Sharon Schweitzer: Protocol & Etiquette Worldwide
Sharon Schweitzer's Interview Tips for Graduates
As you enter the working world as a recent graduate, the job hunt is about to begin and landing your dream "Nine to Five" can be harder than it looks. Use these interview tips to help you make your best business impression.
Tweak the Resume & Personalize the Cover Letter:
Make sure your resume includes an objective or summary statement detailing the concrete contributions you can bring to the organization. Prepare a customized cover letter for each position you seek. Keep the letter short and to the point, leaving the reader with a professional first impression. Always bring 5-6 extra copies, along with printed copies of your references on professional watermarked paper, in a leather portfolio to the interview.
Do Your Homework:
Research the organization, the interviewer and the interview panel. Consume everything available on the Internet, and in print. Read the company website, Glassdoor reviews, Social Media postings, LinkedIn profiles, newsletters, and annual reports. Reference success stories in your interview in a smooth and casual way "Congratulations on your first quarter earnings" "tell me more about your exciting expansion plans."
Be prepared to stand for all introductions and handshakes with men and women. Make sure you have a firm web-to-web handshake, and introduce yourself with your first and last name. Be respectful and refer to the interviewer as "Mr." or "Ms." or "Dr." Remember to do this when communicating with company contacts before the interview as well.

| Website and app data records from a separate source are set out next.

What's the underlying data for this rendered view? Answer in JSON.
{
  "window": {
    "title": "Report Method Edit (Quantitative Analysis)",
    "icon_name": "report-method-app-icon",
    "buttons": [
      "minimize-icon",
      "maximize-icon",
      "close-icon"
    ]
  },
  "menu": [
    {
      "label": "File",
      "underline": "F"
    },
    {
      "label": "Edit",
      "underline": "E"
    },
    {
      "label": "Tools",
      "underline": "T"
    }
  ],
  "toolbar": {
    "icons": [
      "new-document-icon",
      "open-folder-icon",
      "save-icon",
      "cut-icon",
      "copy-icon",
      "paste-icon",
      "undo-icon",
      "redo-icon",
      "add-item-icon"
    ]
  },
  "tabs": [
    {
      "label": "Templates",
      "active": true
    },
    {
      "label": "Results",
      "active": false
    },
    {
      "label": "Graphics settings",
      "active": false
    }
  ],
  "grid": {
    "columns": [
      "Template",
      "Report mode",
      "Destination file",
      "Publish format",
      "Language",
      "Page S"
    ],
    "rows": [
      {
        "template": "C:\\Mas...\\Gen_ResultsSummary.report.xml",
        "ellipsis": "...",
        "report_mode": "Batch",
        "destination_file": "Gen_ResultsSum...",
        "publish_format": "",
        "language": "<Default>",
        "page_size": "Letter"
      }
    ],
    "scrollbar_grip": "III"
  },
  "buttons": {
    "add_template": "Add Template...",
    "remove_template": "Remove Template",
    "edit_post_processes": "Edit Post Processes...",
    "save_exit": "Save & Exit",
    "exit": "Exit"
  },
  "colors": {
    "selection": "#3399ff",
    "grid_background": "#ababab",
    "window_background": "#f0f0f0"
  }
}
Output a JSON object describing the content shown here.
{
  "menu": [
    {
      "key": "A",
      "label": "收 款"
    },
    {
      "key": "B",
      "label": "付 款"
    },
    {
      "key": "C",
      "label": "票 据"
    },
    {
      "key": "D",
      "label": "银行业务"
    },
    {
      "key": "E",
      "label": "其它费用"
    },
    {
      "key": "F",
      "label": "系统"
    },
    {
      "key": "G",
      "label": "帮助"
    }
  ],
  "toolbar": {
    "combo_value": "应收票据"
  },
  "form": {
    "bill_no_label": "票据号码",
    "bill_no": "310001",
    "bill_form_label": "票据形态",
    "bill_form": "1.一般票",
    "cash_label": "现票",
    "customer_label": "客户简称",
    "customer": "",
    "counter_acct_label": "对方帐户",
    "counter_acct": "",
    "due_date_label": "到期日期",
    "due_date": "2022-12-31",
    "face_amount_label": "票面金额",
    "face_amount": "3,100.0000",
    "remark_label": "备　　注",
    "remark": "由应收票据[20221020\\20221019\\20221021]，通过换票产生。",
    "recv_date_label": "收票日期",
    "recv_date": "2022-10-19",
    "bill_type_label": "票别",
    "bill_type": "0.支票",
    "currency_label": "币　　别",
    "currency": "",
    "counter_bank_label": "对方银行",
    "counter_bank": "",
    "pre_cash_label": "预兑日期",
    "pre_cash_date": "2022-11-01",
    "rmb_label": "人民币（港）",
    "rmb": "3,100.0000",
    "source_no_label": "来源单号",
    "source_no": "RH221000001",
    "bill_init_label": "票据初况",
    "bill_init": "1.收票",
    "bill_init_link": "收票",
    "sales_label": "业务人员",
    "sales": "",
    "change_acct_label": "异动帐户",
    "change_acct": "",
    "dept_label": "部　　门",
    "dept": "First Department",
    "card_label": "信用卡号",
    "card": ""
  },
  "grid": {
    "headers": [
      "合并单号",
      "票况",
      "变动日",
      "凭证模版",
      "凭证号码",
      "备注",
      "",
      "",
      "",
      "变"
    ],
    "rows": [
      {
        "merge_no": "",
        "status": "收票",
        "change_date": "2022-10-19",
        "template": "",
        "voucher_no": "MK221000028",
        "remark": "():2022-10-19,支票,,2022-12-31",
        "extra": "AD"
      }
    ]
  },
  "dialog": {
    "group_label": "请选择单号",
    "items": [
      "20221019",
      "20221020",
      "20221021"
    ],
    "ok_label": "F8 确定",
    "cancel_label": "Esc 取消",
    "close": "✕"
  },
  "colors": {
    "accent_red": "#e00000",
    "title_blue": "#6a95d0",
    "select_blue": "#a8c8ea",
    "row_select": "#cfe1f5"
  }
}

A CareerBuilder study found that inappropriate clothing and appearance was considered the most damaging interview mistake by 51% of hiring managers. The interview faux pas of wrinkled, dirty shirts, unhemmed trousers, ill-fitting clothing, revealing cleavage, short skirts, and scuffed shoes all damage your job opportunities. Invest in a clean cut suit that you can wear to all your interviews moving forward. Remember to dress in an approachable fashion; let your words speak for themselves, don't let your outfit do the talking.
Normally it takes 5-9 seconds to make a first impression. In a job interview, you may have up to 30 seconds. The observations may begin when parking, walking or riding the elevator. Leave that smartphone in the car. Treat the receptionist with respect, many times his or her opinion of your behavior is requested.
"Tell us about yourself" is a routine question. Prepare and rehearse a good 60-90 second response. Research shows a well-developed, well-articulated personal narrative that refers to previous learning/experience and what you can bring to the team will ultimately set you apart. Don't let this question surprise you.
What you don't say actually can speak more for you with 95% of communication occurring non-verbally and 55% of your first impression coming from your body language. Employers determine interest in the job by your actions and demeanor. Keep appropriate eye contact throughout your interview. Focusing between the eyebrows can help.
Be Positive About the Potential Position:
Your passion will shine through your words and speak volumes more than any resume could. Employers want dedicated team members, show them your genuine professional interest.
Most interviews end with an opportunity to ask questions. Prepare 2-3 customized questions that reveal how seriously you are considering the position, what's important to you, and how much you know about the organization.
Thank You Notes:
Thank the interviewer verbally at the beginning and end of the interview. Then, send a handwritten note with a hand-addressed envelope, within 48 hours, on personalized stationery.
Good luck out there graduates!